- 2.0: Prelude to Achieving Personal Success
- Desiree does not earn large sums of money and does not have a fancy job title. She has never been promoted and has worked as an administrative assistant for twelve years for more or less the same salary. However, she does not have the goal of being promoted and prefers to leave the office at 5 pm and not have to think about work beyond that. She has a rich life full of friends and travel. One would not argue that Desiree has achieved success and happiness personally.
- 2.1: Emotional Intelligence
- Emotional intelligence (EQ) refers to a form of social intelligence that involves the ability to monitor one’s own and others’ feelings and emotions, to discriminate among them, and to use this information to guide one’s thinking and actions. This is different from intelligence quotient (IQ) in that IQ measures intelligence based on a score derived from intelligence tests. The other main difference between the two is that IQ is stable over a lifetime, while EQ can grow and develop over time.
- 2.2: Goal Setting
- As we discussed, our emotional intelligence is the cornerstone for career success. Part of self-management is knowing ourselves and being able to set goals based on understanding our own needs and wants. Many people end up adrift in life, with no real goal or purpose, which can show lack of self-management. Research done by Locke et al. in the late 1960s shows a direct connection between goal setting and high achievement.
- 2.3: Continuous Learning
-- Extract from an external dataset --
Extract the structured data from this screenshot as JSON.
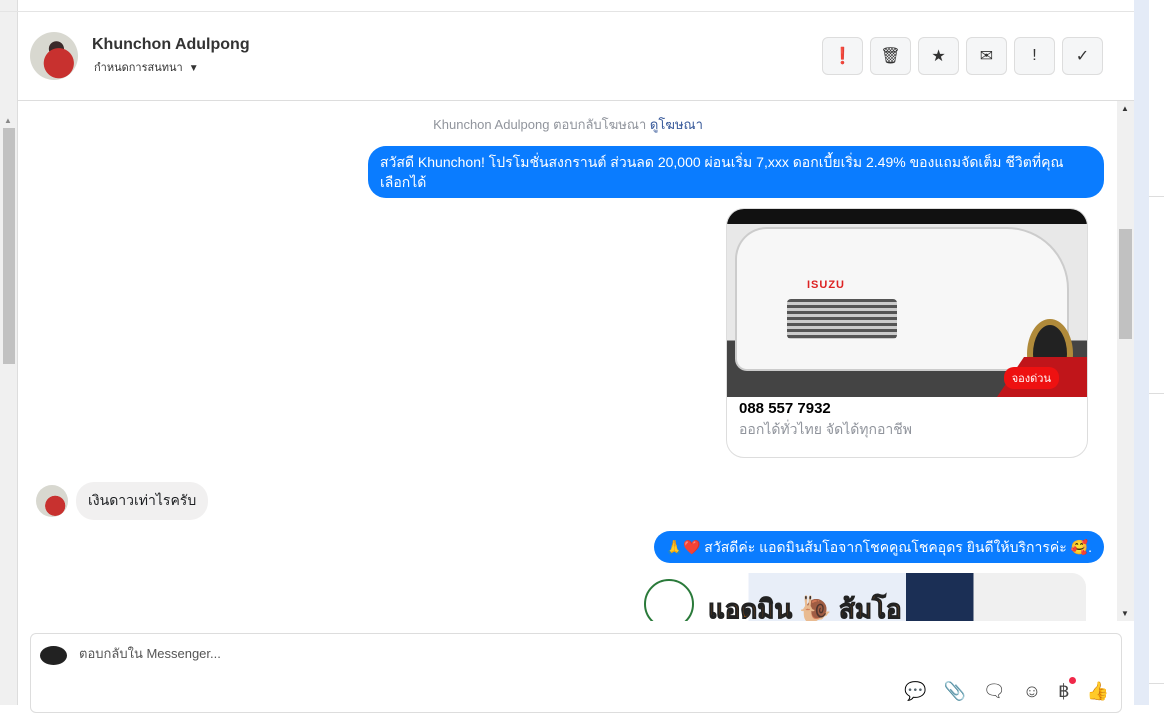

- Continuous learning involves the process of constantly trying to update skills and learn new ones. involves the process of constantly trying to update skills and learn new ones. This shows high emotional intelligence in the area of self-awareness and self-management. Having self-awareness, or knowing our strengths and weaknesses, is the first step in improving our chances for career and personal success.